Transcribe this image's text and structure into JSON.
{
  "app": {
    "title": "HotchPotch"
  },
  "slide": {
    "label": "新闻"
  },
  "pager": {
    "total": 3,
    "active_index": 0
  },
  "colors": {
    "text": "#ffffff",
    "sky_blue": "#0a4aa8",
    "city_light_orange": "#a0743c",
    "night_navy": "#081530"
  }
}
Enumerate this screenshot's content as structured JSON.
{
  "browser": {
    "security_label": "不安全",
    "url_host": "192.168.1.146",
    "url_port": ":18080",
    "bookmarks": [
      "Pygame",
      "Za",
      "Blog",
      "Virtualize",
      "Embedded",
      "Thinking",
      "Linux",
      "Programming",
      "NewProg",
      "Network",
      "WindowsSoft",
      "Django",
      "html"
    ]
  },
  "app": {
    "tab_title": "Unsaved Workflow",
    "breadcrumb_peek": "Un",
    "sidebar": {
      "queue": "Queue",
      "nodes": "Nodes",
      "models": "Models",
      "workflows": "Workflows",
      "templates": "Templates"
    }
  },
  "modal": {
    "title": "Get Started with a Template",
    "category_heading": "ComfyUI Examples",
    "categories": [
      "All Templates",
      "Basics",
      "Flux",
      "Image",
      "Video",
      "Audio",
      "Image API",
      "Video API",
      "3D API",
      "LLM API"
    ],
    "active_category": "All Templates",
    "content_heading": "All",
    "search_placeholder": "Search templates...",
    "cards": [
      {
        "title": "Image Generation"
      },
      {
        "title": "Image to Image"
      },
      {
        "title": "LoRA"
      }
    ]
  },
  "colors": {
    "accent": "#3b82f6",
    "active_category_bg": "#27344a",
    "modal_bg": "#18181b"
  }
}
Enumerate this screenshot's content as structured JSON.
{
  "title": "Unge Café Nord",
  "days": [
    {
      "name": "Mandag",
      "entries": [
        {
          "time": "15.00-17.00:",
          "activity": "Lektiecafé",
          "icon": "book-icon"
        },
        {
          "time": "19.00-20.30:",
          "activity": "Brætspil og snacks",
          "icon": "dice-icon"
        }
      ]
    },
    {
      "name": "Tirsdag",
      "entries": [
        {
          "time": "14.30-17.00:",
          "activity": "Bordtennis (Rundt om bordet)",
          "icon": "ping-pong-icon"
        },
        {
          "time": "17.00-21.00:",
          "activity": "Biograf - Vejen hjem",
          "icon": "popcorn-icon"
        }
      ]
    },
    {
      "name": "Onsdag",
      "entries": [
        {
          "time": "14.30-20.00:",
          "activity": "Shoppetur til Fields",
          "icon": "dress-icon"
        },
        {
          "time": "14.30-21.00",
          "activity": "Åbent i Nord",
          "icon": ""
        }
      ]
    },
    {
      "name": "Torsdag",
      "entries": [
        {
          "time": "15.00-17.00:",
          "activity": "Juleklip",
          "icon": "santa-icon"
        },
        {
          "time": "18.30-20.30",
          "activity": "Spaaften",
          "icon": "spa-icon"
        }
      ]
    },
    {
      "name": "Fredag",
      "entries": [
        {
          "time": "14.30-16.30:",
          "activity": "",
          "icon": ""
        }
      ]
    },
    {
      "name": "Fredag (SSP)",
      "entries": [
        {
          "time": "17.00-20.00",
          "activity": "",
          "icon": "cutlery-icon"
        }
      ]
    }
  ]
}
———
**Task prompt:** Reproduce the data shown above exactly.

**Answer section:**
Transcribe this image's text and structure into JSON.
{
  "app": {
    "title": "HotchPotch"
  },
  "slide": {
    "label": "新闻"
  },
  "pager": {
    "total": 3,
    "active_index": 0
  },
  "colors": {
    "text": "#ffffff",
    "sky_blue": "#0a4aa8",
    "city_light_orange": "#a0743c",
    "night_navy": "#081530"
  }
}
Enumerate this screenshot's content as structured JSON.
{
  "browser": {
    "security_label": "不安全",
    "url_host": "192.168.1.146",
    "url_port": ":18080",
    "bookmarks": [
      "Pygame",
      "Za",
      "Blog",
      "Virtualize",
      "Embedded",
      "Thinking",
      "Linux",
      "Programming",
      "NewProg",
      "Network",
      "WindowsSoft",
      "Django",
      "html"
    ]
  },
  "app": {
    "tab_title": "Unsaved Workflow",
    "breadcrumb_peek": "Un",
    "sidebar": {
      "queue": "Queue",
      "nodes": "Nodes",
      "models": "Models",
      "workflows": "Workflows",
      "templates": "Templates"
    }
  },
  "modal": {
    "title": "Get Started with a Template",
    "category_heading": "ComfyUI Examples",
    "categories": [
      "All Templates",
      "Basics",
      "Flux",
      "Image",
      "Video",
      "Audio",
      "Image API",
      "Video API",
      "3D API",
      "LLM API"
    ],
    "active_category": "All Templates",
    "content_heading": "All",
    "search_placeholder": "Search templates...",
    "cards": [
      {
        "title": "Image Generation"
      },
      {
        "title": "Image to Image"
      },
      {
        "title": "LoRA"
      }
    ]
  },
  "colors": {
    "accent": "#3b82f6",
    "active_category_bg": "#27344a",
    "modal_bg": "#18181b"
  }
}
Enumerate this screenshot's content as structured JSON.
{
  "title": "Unge Café Nord",
  "days": [
    {
      "name": "Mandag",
      "entries": [
        {
          "time": "15.00-17.00:",
          "activity": "Lektiecafé",
          "icon": "book-icon"
        },
        {
          "time": "19.00-20.30:",
          "activity": "Brætspil og snacks",
          "icon": "dice-icon"
        }
      ]
    },
    {
      "name": "Tirsdag",
      "entries": [
        {
          "time": "14.30-17.00:",
          "activity": "Bordtennis (Rundt om bordet)",
          "icon": "ping-pong-icon"
        },
        {
          "time": "17.00-21.00:",
          "activity": "Biograf - Vejen hjem",
          "icon": "popcorn-icon"
        }
      ]
    },
    {
      "name": "Onsdag",
      "entries": [
        {
          "time": "14.30-20.00:",
          "activity": "Shoppetur til Fields",
          "icon": "dress-icon"
        },
        {
          "time": "14.30-21.00",
          "activity": "Åbent i Nord",
          "icon": ""
        }
      ]
    },
    {
      "name": "Torsdag",
      "entries": [
        {
          "time": "15.00-17.00:",
          "activity": "Juleklip",
          "icon": "santa-icon"
        },
        {
          "time": "18.30-20.30",
          "activity": "Spaaften",
          "icon": "spa-icon"
        }
      ]
    },
    {
      "name": "Fredag",
      "entries": [
        {
          "time": "14.30-16.30:",
          "activity": "",
          "icon": ""
        }
      ]
    },
    {
      "name": "Fredag (SSP)",
      "entries": [
        {
          "time": "17.00-20.00",
          "activity": "",
          "icon": "cutlery-icon"
        }
      ]
    }
  ]
}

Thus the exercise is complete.